Year Degree Awarded
Month Degree Awarded
Adhesive anchorage systems have found widespread use in structural applications, including bridge widening, concrete repair and rehabilitation, and barrier retrofitting. Because these applications typically require adhesive anchorage systems to be installed outdoors, the effects of climate conditions and day-to-day temperature fluctuations on adhesive behavior and performance should be considered. The purpose of this thesis is to simulate pullout tests of adhesive anchorage systems for threaded rod and reinforcing bars and to emulate effects under various temperature conditions through the use of finite element analysis. Results from the finite element simulation are then compared to the physical tests conducted at UMass Amherst to determine the validity of the finite element model and to assess any notable differences in adhesive anchor performance in hot, cold, and ambient temperatures. In addition, differences in adhesive stresses when anchoring threaded rod versus reinforcing steel are evaluated.

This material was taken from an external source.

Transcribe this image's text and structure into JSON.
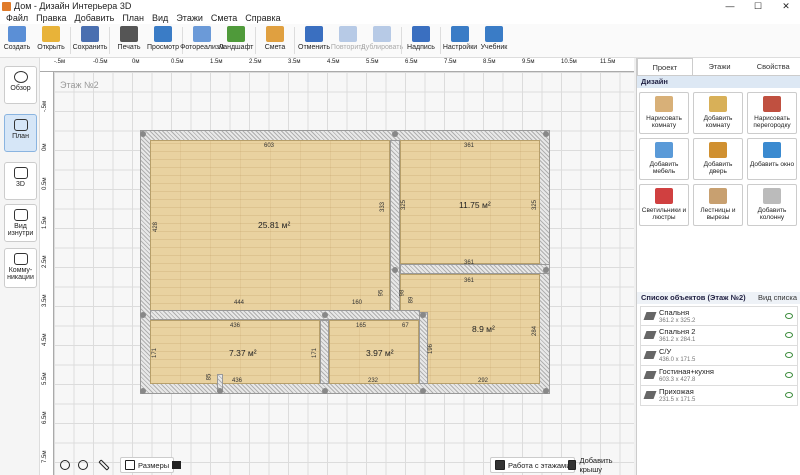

Wang, Rachel, "Analysis of Adhesive Anchorage Systems Under Extreme In-Service Temperature Conditions" (2019). Masters Theses. 752.